We seem to have some wicked inconsistencies when it comes our threshold for such news. Thousands of Infants were killed in the womb within American “health clinics” yesterdayNo word was uttered for them, partly because the clinic they perished in was “safe” and “sanitary.”

Safe for whom?

In America alone, over 100 infant lives were terminated this past hour with no court proceedings or justice for their spilled blood. Their doctor wasn’t a cold heartless monster in the ilk of a Gosnell. He was probably nice and professional. He stabbed the infants in the neck or suctioned their brain with a gentle smile.

That the child’s life begins at some arbitrary 24 week standard, or in the inches of proximity to the womb, is a sad attempt of justification. The death is just as painful for that child no matter where or when it happens.

I’m not merely trying to be provocative.

I just want to bring to light what I believe to be a torrential infanticide of tiny souls. Modern day abortion was born in the twisted barbaric pseudo science of negative eugenics and spread with the racially charged propaganda of Planned Parenthood’s founder, Margaret Sanger. Logically and scientifically speaking, hardly anyone can deny abortion is the taking of a unique human life anymore. But “education and care for the mother should be the focus, not Roe V. Wade,” they may say.

Education and care for the mother is not contradictory to caring for the unborn. The only teen pregnancy resource centers I know of in my area are also staunchly pro-life Baptist and Catholic ministries.

We can speak grace to the mother while speaking life for the child. There should be basic constitutional rights that protect all of life, especially the voiceless innocent kind.

Telling a black slave in the antebellum South that the law that made them “subhuman” was inconsequential to the slavery debate would be a bit disingenuous. Imagine if abolitionists only posited the “education” of slave masters as the best tactic to end slavery. How much longer would America have tolerated this abusive form of chattel slavery?

Was the “Emancipation Proclamation” necessary or not?

Our laws must reflect our value for all life.

The preborn child is a precious life with unique DNA

a unique heartbeat

a unique calling. (Psalm 139:13-14)

If it takes the Gosnell trial to capture the public’s attention about this ongoing tragedy, so be it. If it takes a shop of horrors so brutal and horrifying and real, worse than any “Saw” or “Texas Chainsaw” screening, then God use it for Your glory.

The light shining onto the utter ugly works of darkness will not reveal a bed of roses. Initially, it will be painful to watch.

So I’ll continue to strive to plead the blood of Christ over the blood of millions lost. That His perfect blood would continually “speak a better word” on our behalf than the blood spilled in murder (Hebrews 12:24).

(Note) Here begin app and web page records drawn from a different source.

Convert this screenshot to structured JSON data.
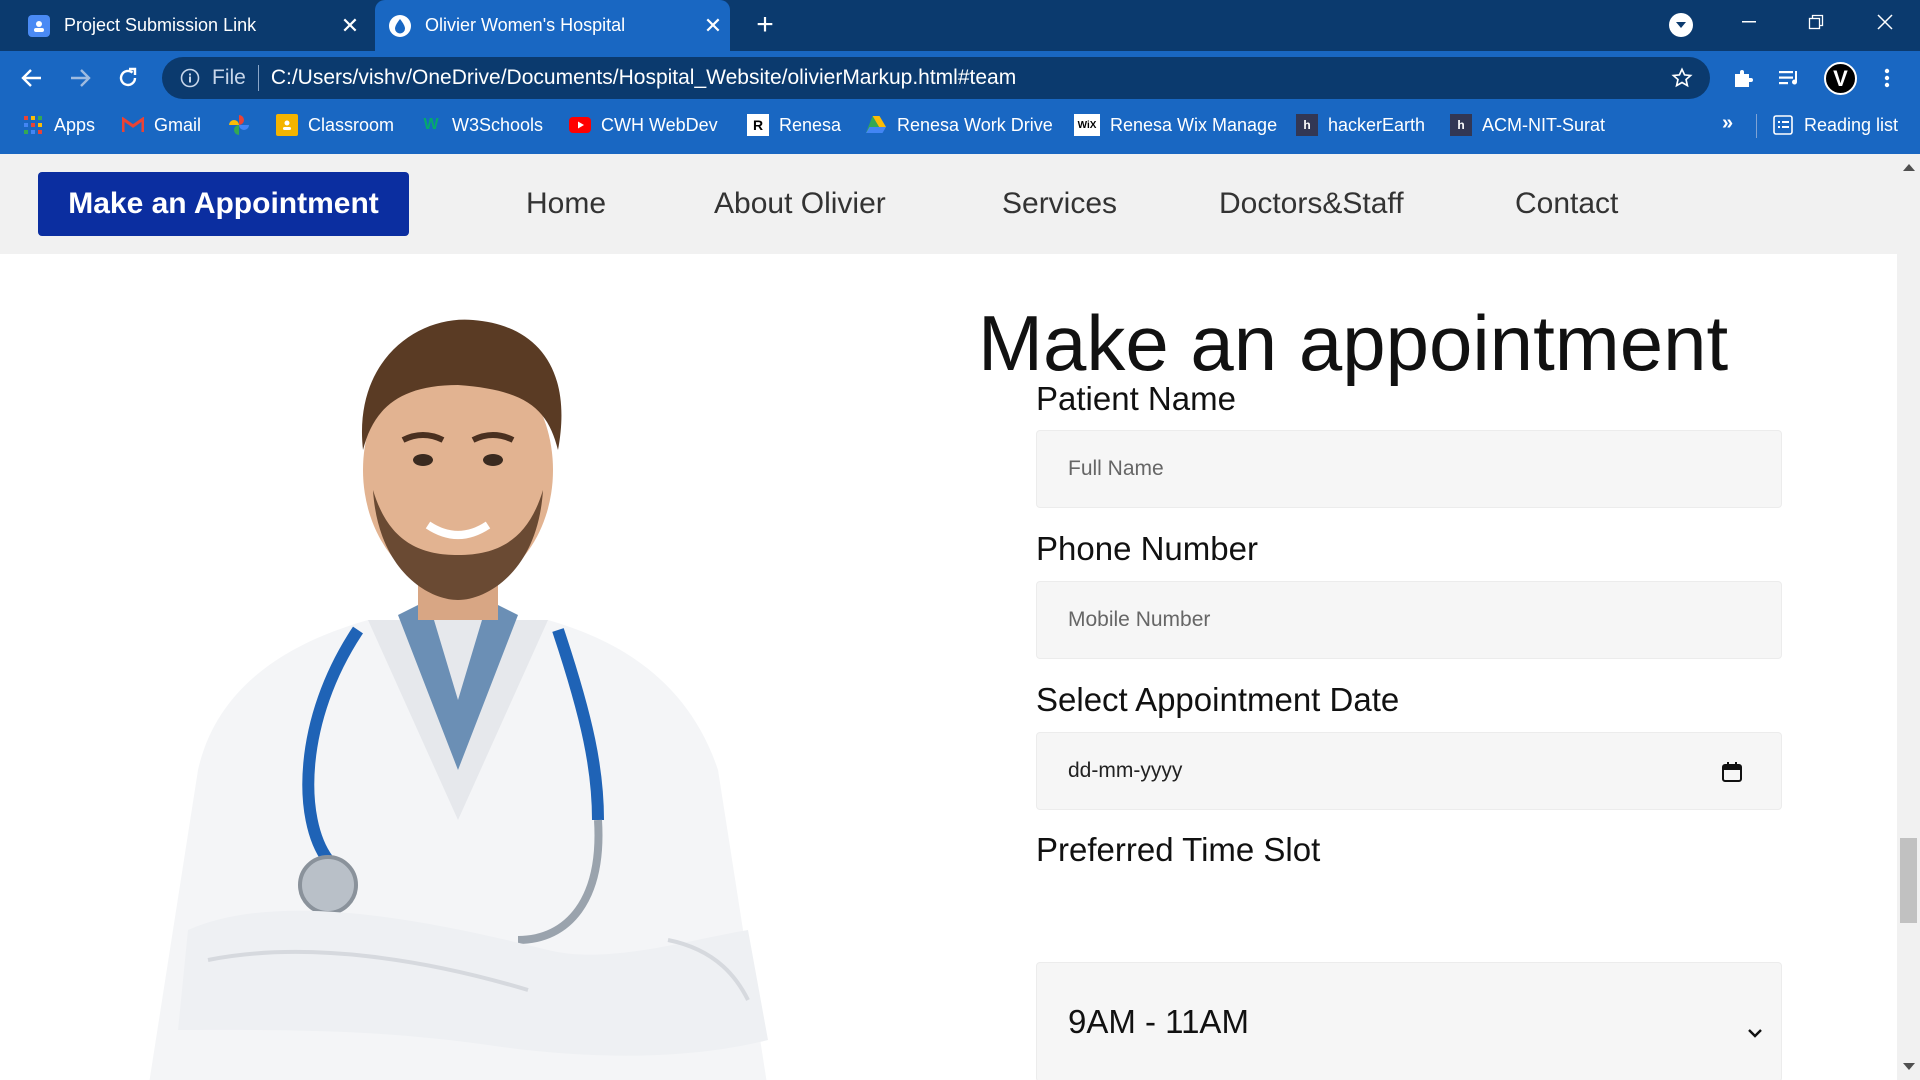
{
  "browser": {
    "tabs": [
      {
        "title": "Project Submission Link",
        "active": false,
        "favicon": "google-classroom-icon"
      },
      {
        "title": "Olivier Women's Hospital",
        "active": true,
        "favicon": "hospital-drop-icon"
      }
    ],
    "new_tab_symbol": "+",
    "url_scheme": "File",
    "url": "C:/Users/vishv/OneDrive/Documents/Hospital_Website/olivierMarkup.html#team",
    "profile_initial": "V",
    "bookmarks": [
      {
        "label": "Apps",
        "icon": "apps-grid-icon"
      },
      {
        "label": "Gmail",
        "icon": "gmail-icon"
      },
      {
        "label": "",
        "icon": "google-photos-icon"
      },
      {
        "label": "Classroom",
        "icon": "classroom-icon"
      },
      {
        "label": "W3Schools",
        "icon": "w3schools-icon"
      },
      {
        "label": "CWH WebDev",
        "icon": "youtube-icon"
      },
      {
        "label": "Renesa",
        "icon": "renesa-icon"
      },
      {
        "label": "Renesa Work Drive",
        "icon": "google-drive-icon"
      },
      {
        "label": "Renesa Wix Manage",
        "icon": "wix-icon"
      },
      {
        "label": "hackerEarth",
        "icon": "hackerearth-icon"
      },
      {
        "label": "ACM-NIT-Surat",
        "icon": "hackerearth-icon"
      }
    ],
    "bookmarks_overflow": "»",
    "reading_list": "Reading list",
    "colors": {
      "tabstrip": "#0b3a6e",
      "toolbar": "#1967c2"
    }
  },
  "site": {
    "cta": "Make an Appointment",
    "nav": [
      "Home",
      "About Olivier",
      "Services",
      "Doctors&Staff",
      "Contact"
    ],
    "colors": {
      "cta": "#0b2ea0",
      "nav_bg": "#f1f1f1"
    }
  },
  "form": {
    "title": "Make an appointment",
    "patient_name": {
      "label": "Patient Name",
      "placeholder": "Full Name"
    },
    "phone": {
      "label": "Phone Number",
      "placeholder": "Mobile Number"
    },
    "date": {
      "label": "Select Appointment Date",
      "value": "dd-mm-yyyy"
    },
    "time_slot": {
      "label": "Preferred Time Slot",
      "selected": "9AM - 11AM"
    }
  }
}
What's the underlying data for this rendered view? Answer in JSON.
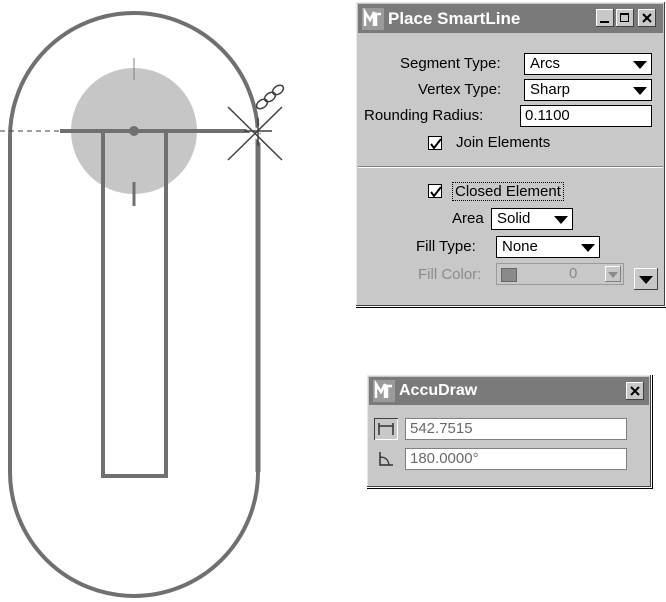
{
  "smartline": {
    "title": "Place SmartLine",
    "segment_type_label": "Segment Type:",
    "segment_type_value": "Arcs",
    "vertex_type_label": "Vertex Type:",
    "vertex_type_value": "Sharp",
    "rounding_radius_label": "Rounding Radius:",
    "rounding_radius_value": "0.1100",
    "join_elements_label": "Join Elements",
    "join_elements_checked": true,
    "closed_element_label": "Closed Element",
    "closed_element_checked": true,
    "area_label": "Area",
    "area_value": "Solid",
    "fill_type_label": "Fill Type:",
    "fill_type_value": "None",
    "fill_color_label": "Fill Color:",
    "fill_color_value": "0"
  },
  "accudraw": {
    "title": "AccuDraw",
    "distance_value": "542.7515",
    "angle_value": "180.0000°"
  },
  "colors": {
    "titlebar": "#7a7a7a",
    "panel": "#c8c8c8",
    "drawing_line": "#707070",
    "compass_fill": "#c8c8c8"
  }
}
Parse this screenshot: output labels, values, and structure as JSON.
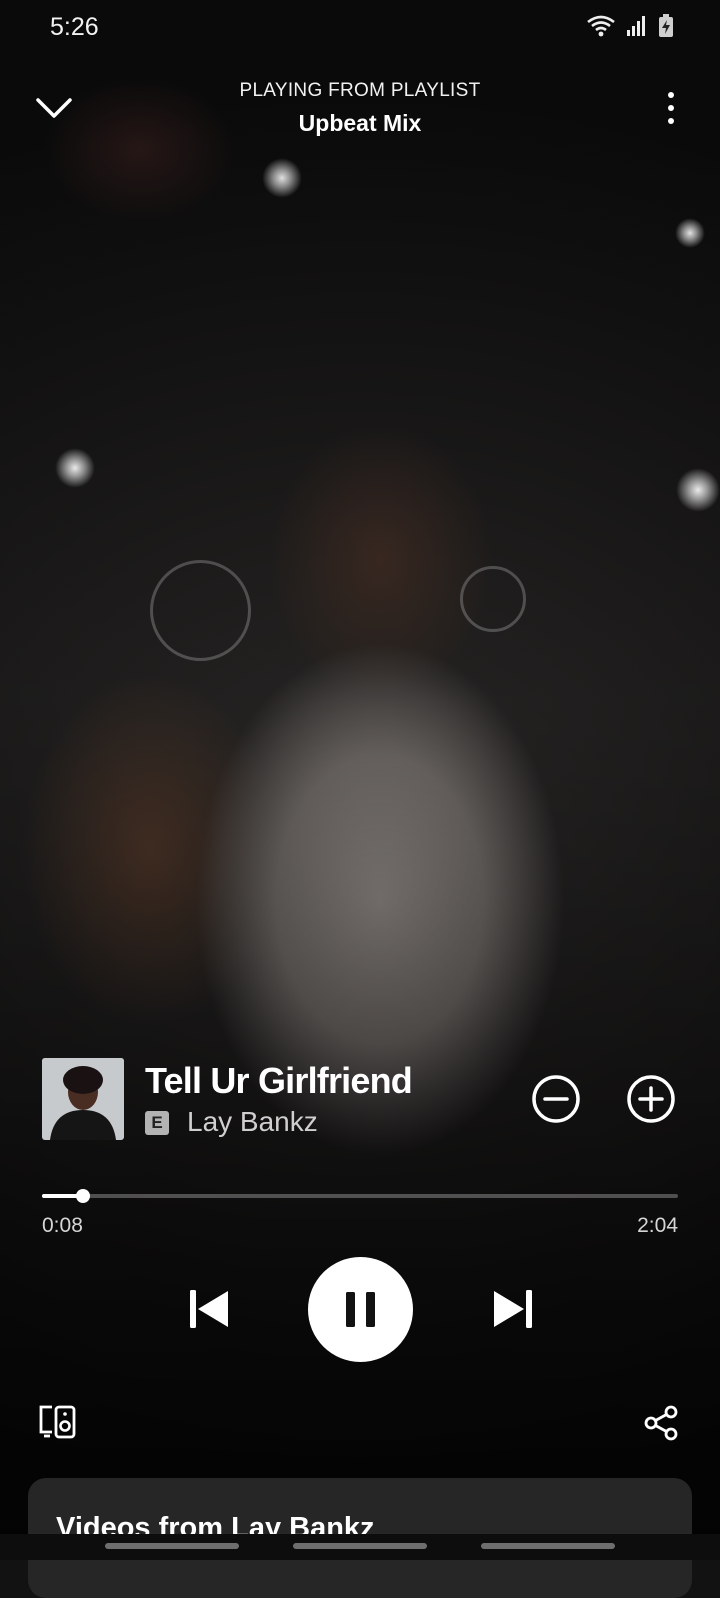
{
  "status_bar": {
    "time": "5:26"
  },
  "header": {
    "context_label": "PLAYING FROM PLAYLIST",
    "playlist_name": "Upbeat Mix"
  },
  "track": {
    "title": "Tell Ur Girlfriend",
    "explicit_badge": "E",
    "artist": "Lay Bankz"
  },
  "playback": {
    "elapsed": "0:08",
    "total": "2:04",
    "progress_fraction": 0.065
  },
  "videos_section": {
    "title": "Videos from Lay Bankz"
  },
  "icons": {
    "collapse": "chevron-down-icon",
    "more": "more-vertical-icon",
    "remove": "minus-circle-icon",
    "add": "plus-circle-icon",
    "previous": "skip-previous-icon",
    "pause": "pause-icon",
    "next": "skip-next-icon",
    "devices": "devices-icon",
    "share": "share-icon"
  },
  "colors": {
    "accent": "#ffffff",
    "card": "#262626"
  }
}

For this nation.

For the infants.

For the broken mothers.

And for the souls of doctors like Hermit Gosnell.

God’s mercy is the only hope we all can cling to.

Bryan Daniels